  • There are 36 states which do not have any type of regulations or prohibitions above and beyond what the federal law prohibits on the sale, purchase, transfer, use, or possession of pistol-caliber armor piercing ammunition, save for Louisiana (permit needed), and Nevada (prohibited to sell only) amongst these 36. (Actually 38 states if Florida & Rhode Island are included for non-truncated armor piercing pistol caliber bullets)

  • There are 7 states which only ban Teflon and/or Plastic coated bullets, but at the same time allow for all other non-Teflon coated armor piercing ammunition in pistol calibers. This effectively bans only KTW and a couple other extremely rare and obscure brands of ammunition: Alabama, Hawaii, Indiana, Kansas, North Carolina, South Carolina, Oklahoma (These are totally unenforced, and no enforcement cares about KTW ammo or collector cartridges in these states, the laws are unknown)

  • There are 4 states which ban all aspects of armor-piercing pistol-caliber ammunition except for possession in the case of those who possessed such ammunition before the laws were passed into effect. Florida and Rhode Island are included with this group, but only applies with respect to truncated ammo, and does not apply to round-nose AP pistol-caliber ammo in those states: New Jersey, Kentucky, Rhode Island, Florida

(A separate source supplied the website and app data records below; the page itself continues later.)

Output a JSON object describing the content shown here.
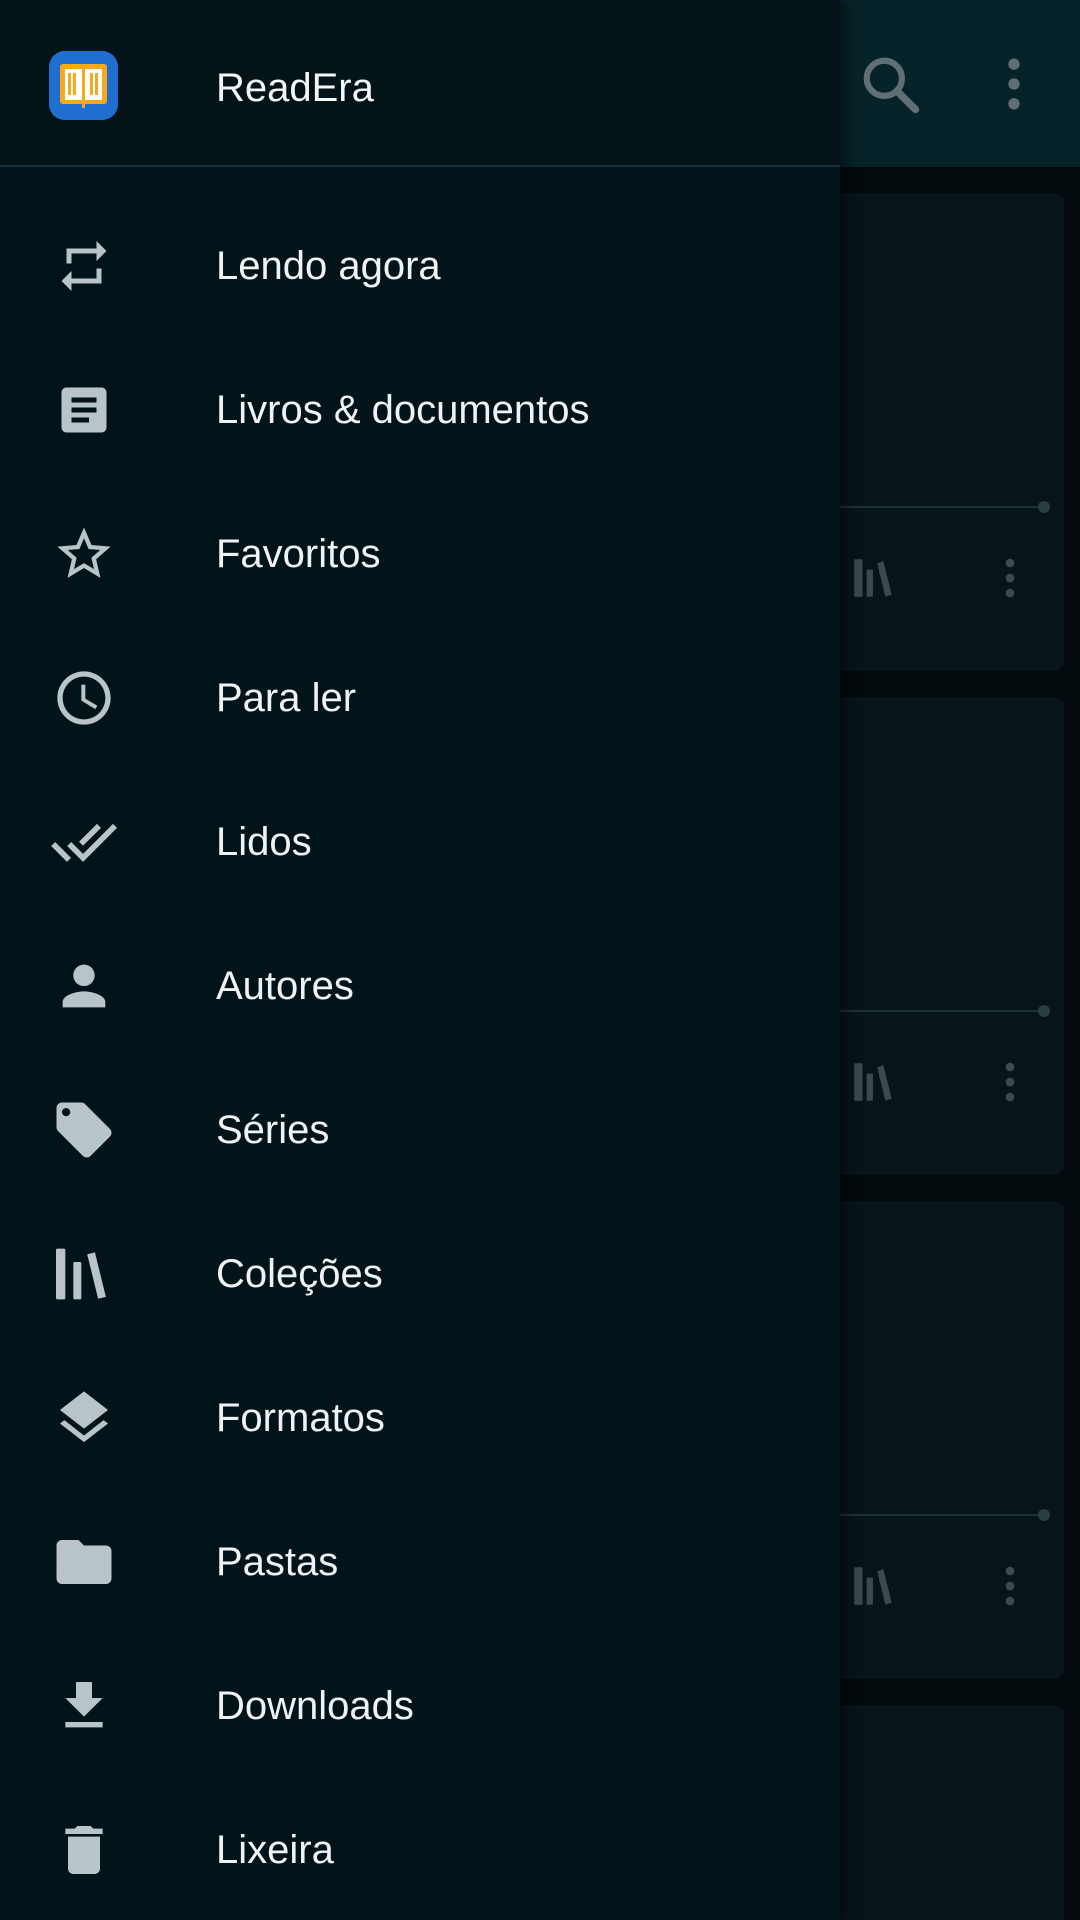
{
  "drawer": {
    "app_title": "ReadEra",
    "items": [
      {
        "label": "Lendo agora",
        "icon": "repeat-icon"
      },
      {
        "label": "Livros & documentos",
        "icon": "document-icon"
      },
      {
        "label": "Favoritos",
        "icon": "star-icon"
      },
      {
        "label": "Para ler",
        "icon": "clock-icon"
      },
      {
        "label": "Lidos",
        "icon": "double-check-icon"
      },
      {
        "label": "Autores",
        "icon": "person-icon"
      },
      {
        "label": "Séries",
        "icon": "tag-icon"
      },
      {
        "label": "Coleções",
        "icon": "shelf-icon"
      },
      {
        "label": "Formatos",
        "icon": "layers-icon"
      },
      {
        "label": "Pastas",
        "icon": "folder-icon"
      },
      {
        "label": "Downloads",
        "icon": "download-icon"
      },
      {
        "label": "Lixeira",
        "icon": "trash-icon"
      }
    ]
  },
  "toolbar": {
    "search_icon": "search-icon",
    "menu_icon": "more-vert-icon"
  },
  "colors": {
    "drawer_bg": "#021419",
    "toolbar_bg": "#07232a",
    "icon": "#b8c4c7",
    "text": "#f0f3f4",
    "logo_bg": "#1f6fd0",
    "logo_book": "#f7a81b"
  }
}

  • There are 3 states and the District of Columbia which have full-blown outright bans (includes possession) on pistol-caliber armor piercing ammunition: California, Illinois, Texas, District of Columbia

As is always the case, 99.9% of law enforcement will know nothing, and care nothing of these laws, since this sort of ammo is almost never used criminally, and when it is, it typically has the effect of being relatively less destructive vs using hollow-point or soft-point ammo, as was the case in the North Hollywood bank shootout where the perpetrators wounded many, but killed none while using steel core rifle ammo.

Not a lot on the ATF site.
in a seach on the ATF site this came up dated 1986???
no wonder no one can’t make sense out of the laws.
https://www.atf.gov/file/137951/download